The curator relates the story of a girl who lost her mother before she was three years old and was brought up by her father. “He was deeply established in his identity. He kept telling her that she remembered being a Jew. Asked about memories related to Fishman’s photography, she said that it was a very difficult period in her life. She was constantly surrounded by older people.”

She remembers the “Ty Żydko!” – cries directed to her, which she heard in the yard. Then the word sounded dangerous to her. It separated her from the rest of society, it marked her – she says. Then she found herself in New York. She lives there until today. She started a typically Jewish family. She has four children, three boys attend Yeshiva. She is a religious Jewish woman. Her picture will be in the first part of the exhibition.

The American artist also captured closed and decaying synagogues, and cemeteries in ruins. In addition, he photographed kosher kitchens, a Jewish club in Łódź (which was closed shortly after his departure), Friday evenings and Shabbat, a day of rest in the Jewish religion.

Not only he, but the protagonists of his photos themselves felt that it was a sad fall of the community that survived in this area for almost a thousand years.

Fishman was afraid that he would not be able to take pictures from Poland. However, by night train from Katowice he got to Czechoslovakia, and then further to Vienna, hiding cameras at the bottom of the bag. His first trip lasted six weeks. He returned to Poland in 1978 to photograph the country of the newly elected Pope, John Paul II.

He also secretly decided to visit the same places and the same characters whom he managed to capture in the pictures three years earlier. He continued his travels to Poland until 1983.
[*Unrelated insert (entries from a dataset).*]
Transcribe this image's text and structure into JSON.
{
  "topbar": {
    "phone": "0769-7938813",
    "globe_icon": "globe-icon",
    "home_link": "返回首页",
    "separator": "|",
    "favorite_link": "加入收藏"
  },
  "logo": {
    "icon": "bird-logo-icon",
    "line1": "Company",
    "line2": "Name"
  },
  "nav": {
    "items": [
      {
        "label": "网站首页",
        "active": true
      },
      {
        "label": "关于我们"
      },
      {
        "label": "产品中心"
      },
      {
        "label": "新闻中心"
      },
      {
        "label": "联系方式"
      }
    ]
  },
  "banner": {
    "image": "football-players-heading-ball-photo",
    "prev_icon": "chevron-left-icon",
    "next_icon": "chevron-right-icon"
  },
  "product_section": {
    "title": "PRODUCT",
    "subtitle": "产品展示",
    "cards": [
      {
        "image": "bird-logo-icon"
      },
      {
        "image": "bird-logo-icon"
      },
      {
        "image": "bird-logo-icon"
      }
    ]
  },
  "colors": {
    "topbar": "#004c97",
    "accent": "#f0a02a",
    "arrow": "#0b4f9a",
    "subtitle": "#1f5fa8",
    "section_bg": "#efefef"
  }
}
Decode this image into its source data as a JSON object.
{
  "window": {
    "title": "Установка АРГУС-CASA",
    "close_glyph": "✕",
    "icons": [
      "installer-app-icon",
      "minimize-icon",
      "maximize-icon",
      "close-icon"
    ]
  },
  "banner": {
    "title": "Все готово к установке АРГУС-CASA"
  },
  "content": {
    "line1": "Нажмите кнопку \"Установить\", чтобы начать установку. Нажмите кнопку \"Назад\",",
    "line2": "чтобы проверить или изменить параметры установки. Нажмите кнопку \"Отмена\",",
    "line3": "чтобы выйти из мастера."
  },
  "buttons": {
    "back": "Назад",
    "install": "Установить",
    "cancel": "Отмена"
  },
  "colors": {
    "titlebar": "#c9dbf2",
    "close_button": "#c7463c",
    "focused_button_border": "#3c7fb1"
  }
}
After his first visits to Poland in the 1970s, it seemed to him that nothing was left of the Jews. Only destroyed and devastated buildings of synagogues, destroyed cemeteries and old people.

He did not know how wrong he was.

The second part of the exhibition presents a completely different perspective on the next generations of the Jewish community in Poland.

Living in our country for almost a thousand years, the Jewish people survived the most difficult moments and is slowly reviving, which perfectly reflects the series of contemporary Fishman’s pictures.

He documented newly-formed Jewish communities and organizations, young, laughing people who, with full awareness and enormous zeal, engage in the renewal of Jewish religious and cultural life in the country.

The American photographed in schools and synagogues. He immortalized everyday life and significant moments in the lives of heroes, such as funerals and weddings, as well as Jewish culture festivals.

In the pictures he even managed to commemorate the conversion to Judaism of people who had discovered their Jewish roots – laughing characters, young people after conversion, who participate in the Sabbath blessing of candles.

All this creates an extraordinary contrast to what has been presented in old photographs and to some kind of sadness that surrounds them, comments the curator.

Fishman’s photos also portray the older generation that played a key role in maintaining this community. The artist returned to Poland in 2013, 2014, 2016 and in 2018.

The past and present at the exhibition meet in photographs commemorating the anniversary of the Warsaw Ghetto Uprising. We will find there three photos put together. Two from the 70s and 80s and one made this year – on the 75th anniversary of the outbreak of the Warsaw Ghetto Uprising.

Old photographs clearly show an empty square without the POLIN museum. The current photograph shows how much has changed since then.

Go see the exhibition “RE-GENERATION. Życie żydowskie w Polsce / Jewish Life in Poland “Chuck Fishman, where you can see the everyday life of four generations of the Polish Jewish community. It opens m August 7, 2018 at the Jewish Historical Institute Emanuela Ringelblum.

You can find out more about the exhibition at .